HER-2/neu (neu-N) transgenic mice, which express the nontransforming rat proto-oncogene, develop spontaneous focal mammary adenocarcinomas beginning at 5-6 months of age. The development and histology of these tumors bears a striking resemblance to what is seen in patients with breast cancer. We have characterized the immunological responses to HER-2/neu (neu) in this animal model, neu-positive tumor lines, which were derived from spontaneous tumors that formed in neu-N animals, are highly immunogenic in parental, FVB/N mice. In contrast, a 100-fold lower tumor challenge is sufficient for growth in 100% of transgenic animals. Despite significant tolerance to the transgene, neu-specific immune responses similar to those observed in breast cancer patients can be demonstrated in neu-N mice prior to vaccination. Both cellular and humoral neu-specific responses in transgenic mice can be boosted with neu-specific vaccination, although to a significantly lesser degree than what is observed in FVB/N mice, indicating that the T cells involved are less responsive than in the nontoleragenic parental strain. Using irradiated whole-cell and recombinant vaccinia virus vaccinations we are able to protect neu-N mice from a neu-expressing tumor challenge. T-cell depletion experiments demonstrated that the observed protection is T cell dependent. The vaccine-dependent neu-specific immune response is also sufficient to delay the onset of spontaneous tumor formation in these mice. These data suggest that, despite tolerance to neu in this transgenic model, it is possible to immunize neu-specific T cells to achieve neu-specific tumor rejection in vivo. These transgenic mice provide a spontaneous tumor model for identifying vaccine approaches potent enough to overcome mechanisms of immune tolerance that are likely to exist in patients with cancer.

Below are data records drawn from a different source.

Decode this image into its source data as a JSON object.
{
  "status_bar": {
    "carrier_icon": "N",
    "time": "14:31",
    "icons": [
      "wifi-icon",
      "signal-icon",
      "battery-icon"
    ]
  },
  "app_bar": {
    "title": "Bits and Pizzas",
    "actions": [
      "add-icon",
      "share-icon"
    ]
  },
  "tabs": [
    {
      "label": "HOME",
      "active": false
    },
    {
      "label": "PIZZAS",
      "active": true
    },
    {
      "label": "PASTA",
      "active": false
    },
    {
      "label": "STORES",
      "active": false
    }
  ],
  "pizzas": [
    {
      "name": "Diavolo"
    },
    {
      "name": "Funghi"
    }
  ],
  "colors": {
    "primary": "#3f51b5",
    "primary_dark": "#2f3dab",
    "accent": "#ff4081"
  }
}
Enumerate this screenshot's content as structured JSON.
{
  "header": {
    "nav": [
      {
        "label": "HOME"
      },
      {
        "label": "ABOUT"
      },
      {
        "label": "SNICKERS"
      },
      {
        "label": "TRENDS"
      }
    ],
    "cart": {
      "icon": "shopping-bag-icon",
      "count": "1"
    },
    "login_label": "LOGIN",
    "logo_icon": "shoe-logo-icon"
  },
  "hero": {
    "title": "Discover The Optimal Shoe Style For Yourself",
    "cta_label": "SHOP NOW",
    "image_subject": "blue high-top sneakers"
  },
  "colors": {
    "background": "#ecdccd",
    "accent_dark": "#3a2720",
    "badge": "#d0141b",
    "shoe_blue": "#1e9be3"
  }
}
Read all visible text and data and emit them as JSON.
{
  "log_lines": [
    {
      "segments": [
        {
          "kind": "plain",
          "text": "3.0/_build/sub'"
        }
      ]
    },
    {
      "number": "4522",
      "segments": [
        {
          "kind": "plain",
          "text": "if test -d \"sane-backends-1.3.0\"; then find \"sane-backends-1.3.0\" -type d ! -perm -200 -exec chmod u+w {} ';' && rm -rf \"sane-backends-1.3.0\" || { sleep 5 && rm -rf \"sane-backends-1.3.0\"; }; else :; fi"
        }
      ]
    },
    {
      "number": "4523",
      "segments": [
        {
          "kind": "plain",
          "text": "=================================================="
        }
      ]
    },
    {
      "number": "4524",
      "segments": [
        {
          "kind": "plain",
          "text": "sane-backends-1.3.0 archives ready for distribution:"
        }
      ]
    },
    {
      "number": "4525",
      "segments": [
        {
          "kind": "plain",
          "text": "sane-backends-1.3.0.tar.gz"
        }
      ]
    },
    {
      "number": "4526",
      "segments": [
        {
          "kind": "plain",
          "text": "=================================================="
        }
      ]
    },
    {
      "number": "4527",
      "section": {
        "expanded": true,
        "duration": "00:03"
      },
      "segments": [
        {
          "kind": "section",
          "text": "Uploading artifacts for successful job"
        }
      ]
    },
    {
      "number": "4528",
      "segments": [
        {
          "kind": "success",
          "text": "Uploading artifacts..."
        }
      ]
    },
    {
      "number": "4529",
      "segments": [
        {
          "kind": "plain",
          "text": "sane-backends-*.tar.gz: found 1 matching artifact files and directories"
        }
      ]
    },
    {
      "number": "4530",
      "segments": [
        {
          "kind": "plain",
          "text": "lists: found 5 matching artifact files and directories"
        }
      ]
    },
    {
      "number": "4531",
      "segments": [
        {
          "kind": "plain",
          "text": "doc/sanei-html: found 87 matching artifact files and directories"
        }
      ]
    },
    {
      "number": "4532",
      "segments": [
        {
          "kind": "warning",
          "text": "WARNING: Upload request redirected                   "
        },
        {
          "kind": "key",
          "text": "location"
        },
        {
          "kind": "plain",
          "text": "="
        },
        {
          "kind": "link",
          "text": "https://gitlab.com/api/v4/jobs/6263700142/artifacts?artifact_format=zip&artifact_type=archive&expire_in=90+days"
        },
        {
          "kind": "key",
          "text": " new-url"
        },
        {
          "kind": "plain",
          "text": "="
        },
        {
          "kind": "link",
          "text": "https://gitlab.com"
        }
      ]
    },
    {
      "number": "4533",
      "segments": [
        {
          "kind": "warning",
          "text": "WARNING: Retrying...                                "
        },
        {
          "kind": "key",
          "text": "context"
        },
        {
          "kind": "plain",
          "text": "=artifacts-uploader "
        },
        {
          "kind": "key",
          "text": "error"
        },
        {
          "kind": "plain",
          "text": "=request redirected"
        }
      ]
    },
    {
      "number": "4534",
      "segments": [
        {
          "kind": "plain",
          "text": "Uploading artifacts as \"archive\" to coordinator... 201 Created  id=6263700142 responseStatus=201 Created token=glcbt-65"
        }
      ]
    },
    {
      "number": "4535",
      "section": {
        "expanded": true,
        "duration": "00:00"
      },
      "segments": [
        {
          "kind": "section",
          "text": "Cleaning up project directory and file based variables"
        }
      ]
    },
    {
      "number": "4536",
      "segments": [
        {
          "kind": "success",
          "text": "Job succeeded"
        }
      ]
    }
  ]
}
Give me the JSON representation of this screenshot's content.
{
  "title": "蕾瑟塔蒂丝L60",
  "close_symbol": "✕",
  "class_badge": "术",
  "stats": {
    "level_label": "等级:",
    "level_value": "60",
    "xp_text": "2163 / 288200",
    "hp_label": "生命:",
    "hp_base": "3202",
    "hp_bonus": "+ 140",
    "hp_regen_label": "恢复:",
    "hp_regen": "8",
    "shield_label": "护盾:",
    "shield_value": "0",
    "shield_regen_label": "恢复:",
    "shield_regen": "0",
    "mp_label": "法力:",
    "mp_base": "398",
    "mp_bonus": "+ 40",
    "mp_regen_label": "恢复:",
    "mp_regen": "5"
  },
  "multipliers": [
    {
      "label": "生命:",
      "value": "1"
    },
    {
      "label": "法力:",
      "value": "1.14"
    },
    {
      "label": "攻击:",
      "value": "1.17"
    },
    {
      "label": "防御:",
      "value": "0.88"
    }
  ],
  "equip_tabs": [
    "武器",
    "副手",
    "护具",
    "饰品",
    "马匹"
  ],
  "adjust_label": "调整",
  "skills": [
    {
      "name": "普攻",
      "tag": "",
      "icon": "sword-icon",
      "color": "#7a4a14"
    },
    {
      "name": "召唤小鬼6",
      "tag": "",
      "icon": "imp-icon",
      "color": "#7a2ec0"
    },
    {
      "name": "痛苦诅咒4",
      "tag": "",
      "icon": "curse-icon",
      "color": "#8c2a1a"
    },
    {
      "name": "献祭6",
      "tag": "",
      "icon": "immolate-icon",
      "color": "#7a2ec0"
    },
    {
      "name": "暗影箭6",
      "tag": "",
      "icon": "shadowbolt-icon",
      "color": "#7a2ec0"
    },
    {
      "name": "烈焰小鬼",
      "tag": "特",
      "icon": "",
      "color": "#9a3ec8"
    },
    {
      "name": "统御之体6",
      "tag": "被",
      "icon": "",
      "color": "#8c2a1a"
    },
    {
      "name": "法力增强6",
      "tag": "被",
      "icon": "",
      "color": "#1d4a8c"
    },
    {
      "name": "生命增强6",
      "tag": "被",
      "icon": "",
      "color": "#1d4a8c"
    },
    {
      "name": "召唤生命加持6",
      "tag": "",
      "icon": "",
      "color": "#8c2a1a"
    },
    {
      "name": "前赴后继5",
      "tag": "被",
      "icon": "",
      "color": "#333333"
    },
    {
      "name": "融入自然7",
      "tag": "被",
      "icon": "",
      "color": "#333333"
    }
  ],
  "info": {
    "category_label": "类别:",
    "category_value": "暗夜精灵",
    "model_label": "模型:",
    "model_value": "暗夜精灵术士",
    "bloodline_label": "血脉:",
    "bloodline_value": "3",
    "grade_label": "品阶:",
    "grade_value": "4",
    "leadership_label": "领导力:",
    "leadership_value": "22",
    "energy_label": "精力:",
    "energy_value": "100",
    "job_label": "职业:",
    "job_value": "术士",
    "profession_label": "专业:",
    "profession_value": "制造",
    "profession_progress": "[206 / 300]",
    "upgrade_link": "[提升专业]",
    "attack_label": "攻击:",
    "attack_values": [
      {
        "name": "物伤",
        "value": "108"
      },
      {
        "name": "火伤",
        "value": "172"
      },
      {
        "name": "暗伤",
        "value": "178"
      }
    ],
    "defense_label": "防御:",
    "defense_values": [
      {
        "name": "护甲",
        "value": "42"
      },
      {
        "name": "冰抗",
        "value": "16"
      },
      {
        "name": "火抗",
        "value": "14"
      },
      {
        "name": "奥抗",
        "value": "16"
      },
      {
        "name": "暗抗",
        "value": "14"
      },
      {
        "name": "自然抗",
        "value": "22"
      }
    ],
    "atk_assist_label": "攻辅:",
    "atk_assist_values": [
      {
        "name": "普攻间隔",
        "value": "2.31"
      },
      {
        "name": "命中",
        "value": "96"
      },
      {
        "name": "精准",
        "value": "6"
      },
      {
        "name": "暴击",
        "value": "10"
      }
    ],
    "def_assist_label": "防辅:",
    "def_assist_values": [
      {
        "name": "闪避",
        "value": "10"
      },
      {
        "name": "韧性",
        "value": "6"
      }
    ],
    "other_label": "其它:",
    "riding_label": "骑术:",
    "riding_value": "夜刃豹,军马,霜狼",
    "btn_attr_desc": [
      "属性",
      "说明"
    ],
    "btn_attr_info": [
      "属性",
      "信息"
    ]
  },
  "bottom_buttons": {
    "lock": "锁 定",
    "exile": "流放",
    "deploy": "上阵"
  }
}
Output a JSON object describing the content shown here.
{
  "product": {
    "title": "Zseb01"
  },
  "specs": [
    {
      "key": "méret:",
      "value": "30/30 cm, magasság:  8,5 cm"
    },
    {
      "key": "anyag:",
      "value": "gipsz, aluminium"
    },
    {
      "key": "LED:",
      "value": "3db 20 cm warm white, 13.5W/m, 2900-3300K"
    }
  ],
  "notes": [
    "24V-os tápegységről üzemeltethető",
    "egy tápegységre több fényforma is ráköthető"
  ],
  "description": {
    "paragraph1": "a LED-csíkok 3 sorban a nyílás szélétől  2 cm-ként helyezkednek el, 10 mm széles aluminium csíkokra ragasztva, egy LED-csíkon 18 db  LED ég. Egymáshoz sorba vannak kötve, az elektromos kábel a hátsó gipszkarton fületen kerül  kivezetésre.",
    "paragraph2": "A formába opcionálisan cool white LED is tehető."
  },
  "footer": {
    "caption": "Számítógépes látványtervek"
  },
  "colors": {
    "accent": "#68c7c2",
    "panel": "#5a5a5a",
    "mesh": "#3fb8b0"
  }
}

|Original language||English (US)|
|Number of pages||8|
|State||Published - Jul 1 2000|
ASJC Scopus subject areas
- Cancer Research